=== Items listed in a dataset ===
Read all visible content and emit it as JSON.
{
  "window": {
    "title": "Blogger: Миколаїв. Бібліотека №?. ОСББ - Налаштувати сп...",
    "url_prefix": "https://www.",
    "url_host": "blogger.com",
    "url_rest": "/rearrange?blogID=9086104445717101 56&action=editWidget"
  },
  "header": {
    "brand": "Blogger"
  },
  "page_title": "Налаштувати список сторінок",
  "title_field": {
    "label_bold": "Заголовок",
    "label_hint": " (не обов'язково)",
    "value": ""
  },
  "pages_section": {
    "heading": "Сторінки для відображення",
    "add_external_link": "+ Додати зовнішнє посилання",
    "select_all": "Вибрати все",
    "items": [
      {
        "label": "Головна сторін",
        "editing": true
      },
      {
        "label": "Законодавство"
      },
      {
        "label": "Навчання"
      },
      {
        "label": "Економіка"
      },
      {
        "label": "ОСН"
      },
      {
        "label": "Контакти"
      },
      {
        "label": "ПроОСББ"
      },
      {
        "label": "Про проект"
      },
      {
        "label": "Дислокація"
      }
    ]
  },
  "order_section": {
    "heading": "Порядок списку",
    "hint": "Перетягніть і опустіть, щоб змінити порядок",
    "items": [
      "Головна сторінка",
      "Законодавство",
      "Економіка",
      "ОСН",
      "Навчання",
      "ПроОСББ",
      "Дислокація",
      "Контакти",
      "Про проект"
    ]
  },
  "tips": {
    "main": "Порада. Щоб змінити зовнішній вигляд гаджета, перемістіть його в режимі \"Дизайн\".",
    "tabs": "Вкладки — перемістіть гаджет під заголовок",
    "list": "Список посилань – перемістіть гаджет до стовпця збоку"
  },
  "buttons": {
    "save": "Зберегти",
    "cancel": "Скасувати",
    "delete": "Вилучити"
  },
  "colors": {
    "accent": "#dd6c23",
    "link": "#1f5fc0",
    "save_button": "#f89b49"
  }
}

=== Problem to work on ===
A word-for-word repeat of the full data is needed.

=== Task output ===
Read all visible content and emit it as JSON.
{
  "window": {
    "title": "Blogger: Миколаїв. Бібліотека №?. ОСББ - Налаштувати сп...",
    "url_prefix": "https://www.",
    "url_host": "blogger.com",
    "url_rest": "/rearrange?blogID=9086104445717101 56&action=editWidget"
  },
  "header": {
    "brand": "Blogger"
  },
  "page_title": "Налаштувати список сторінок",
  "title_field": {
    "label_bold": "Заголовок",
    "label_hint": " (не обов'язково)",
    "value": ""
  },
  "pages_section": {
    "heading": "Сторінки для відображення",
    "add_external_link": "+ Додати зовнішнє посилання",
    "select_all": "Вибрати все",
    "items": [
      {
        "label": "Головна сторін",
        "editing": true
      },
      {
        "label": "Законодавство"
      },
      {
        "label": "Навчання"
      },
      {
        "label": "Економіка"
      },
      {
        "label": "ОСН"
      },
      {
        "label": "Контакти"
      },
      {
        "label": "ПроОСББ"
      },
      {
        "label": "Про проект"
      },
      {
        "label": "Дислокація"
      }
    ]
  },
  "order_section": {
    "heading": "Порядок списку",
    "hint": "Перетягніть і опустіть, щоб змінити порядок",
    "items": [
      "Головна сторінка",
      "Законодавство",
      "Економіка",
      "ОСН",
      "Навчання",
      "ПроОСББ",
      "Дислокація",
      "Контакти",
      "Про проект"
    ]
  },
  "tips": {
    "main": "Порада. Щоб змінити зовнішній вигляд гаджета, перемістіть його в режимі \"Дизайн\".",
    "tabs": "Вкладки — перемістіть гаджет під заголовок",
    "list": "Список посилань – перемістіть гаджет до стовпця збоку"
  },
  "buttons": {
    "save": "Зберегти",
    "cancel": "Скасувати",
    "delete": "Вилучити"
  },
  "colors": {
    "accent": "#dd6c23",
    "link": "#1f5fc0",
    "save_button": "#f89b49"
  }
}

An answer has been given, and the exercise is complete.